Adult: Just bored and lonely. I mean, here’s my thing: I know there’s no excuse. You get caught up in a rut; you work 70 hours a week. Life is tough.
Chris Hanson: Yeah, but I still don’t get the link between working hard and grooming a 14 year old girl online to the point where you have a face to face meeting, in the hopes of having a sexual liaison.
Adult: I don’t know. Like I said, there’s no justification for it.
And yet, of course, the adult clearly felt it was acceptable to come visit the decoy posing as a 14 year old girl. I think we have to face the very real possibility that this adult didn’t bother to justify the behavior, because the adult didn’t perceive a need to justify it. To this adult, the people who ended up on Hanson’s show are “just really, really disturbed”. If one accepts this premise but doesn’t see oneself as disturbed, why would that person take seriously a risk of becoming one of the subjects of TCAP? The answer, of course, is that one wouldn’t. And there is every indication that this thinking is at least contributing to how people willing to sexually violate others manage to live with themselves in a rapist-hating society: no matter their behavior, they can point to the deranged other to prove that they are not themselves the rapists that seemingly everyone agrees deserve our hatred.
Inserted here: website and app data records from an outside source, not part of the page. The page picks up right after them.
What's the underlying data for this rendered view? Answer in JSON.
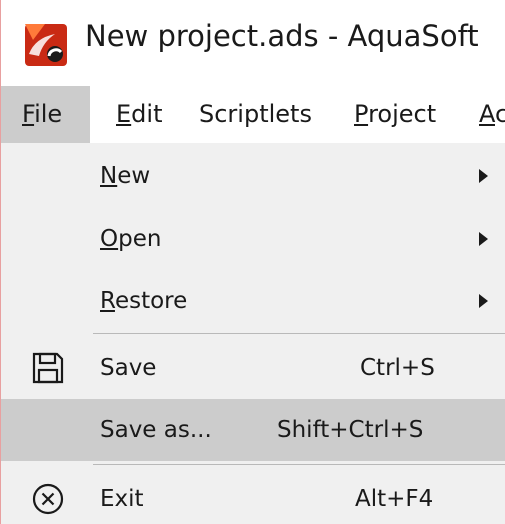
{
  "window": {
    "title": "New project.ads - AquaSoft",
    "app_icon": "aquasoft-logo-icon",
    "accent": "#e03a1e"
  },
  "menubar": {
    "items": [
      {
        "label_u": "F",
        "label_rest": "ile",
        "active": true
      },
      {
        "label_u": "E",
        "label_rest": "dit",
        "active": false
      },
      {
        "label_pre": "Scriptlets",
        "active": false
      },
      {
        "label_u": "P",
        "label_rest": "roject",
        "active": false
      },
      {
        "label_u": "A",
        "label_rest": "c",
        "active": false
      }
    ]
  },
  "file_menu": {
    "items": [
      {
        "label_u": "N",
        "label_rest": "ew",
        "submenu": true
      },
      {
        "label_u": "O",
        "label_rest": "pen",
        "submenu": true
      },
      {
        "label_u": "R",
        "label_rest": "estore",
        "submenu": true
      },
      {
        "label": "Save",
        "shortcut": "Ctrl+S",
        "icon": "save-icon"
      },
      {
        "label": "Save as...",
        "shortcut": "Shift+Ctrl+S",
        "highlighted": true
      },
      {
        "label": "Exit",
        "shortcut": "Alt+F4",
        "icon": "exit-icon"
      }
    ]
  }
}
It is absolutely necessary that we continue to push for a model that makes behaviors unacceptable, not people. In teaching members of our community that it is the existence of rapists that is a threat to our community and not the acts of rape committed, people willing to rape will continue to do so, over and over again, reassured that, being full and complex (meaning, among other things, flawed) human beings, since they are acceptable people, their actions must be acceptable actions.
Without apologizing for the behavior of those adults caught seeking sex with (fictional) young kids on TCAP, it’s still possible to see that this is an area where better education about what rape is and why it’s unacceptable has the potential to prevent real crimes and to protect more people from harm. TCAP is consistent in portraying as mysterious (even incomprehensible) adults’ willingness to show up to meet decoys even after seeing previous episodes of TCAP. But it’s likely that TCAP’s portrayal is both wrong and feeding further into the community mythologies of rape culture that allow adults to convince themselves they are the good ones, and thus their attempts to have sex with children are different – and more acceptable – than those of “predators”.
Rape culture theory, then, can successfully predict and explain certain behaviors and behavioral tendencies that other models fail to adequately address. As much as some might demean or disdain the concepts and models and lessons of rape culture, our societies will be better off paying attention to its predictions and heeding its lessons that it can possibly be so long as the inhuman rapist myth persists, even in the watered down, “incomprehensible” form of Dateline NBC.
*1: The series is famous and infamous for various reasons, but if you’re unfamiliar with the premise, it involves the creation of fake profiles of fictional young teens, who then make appearances in internet chat spaces oriented toward romance and/or sex. Some of those spaces are explicitly about meeting people with whom one might eventually meet off-line, others are more question/answer spaces. But the point is always to wait for adult conversation partners to suggest sex, then to play the part of kids on the curious-to-enthusiastic end of the spectrum of interest in sex. For adults suggesting meeting offline, the decoys give the address of a house wired with hidden cameras. Most of those adults then show up to the house where they are taped from before they enter the door. Before things can progress to a point dangerous to the adult actors hired to portray the young teens adults think they are meeting, Chris Hanson comes out and uses the awkwardness of interrupting a moment that the adult thought was private to try to get the adult to comply with requests to sit down in an area well covered by cameras and then answer questions. After the interview is over and as soon as the adult leaves the home, the adult is arrested by local law enforcement.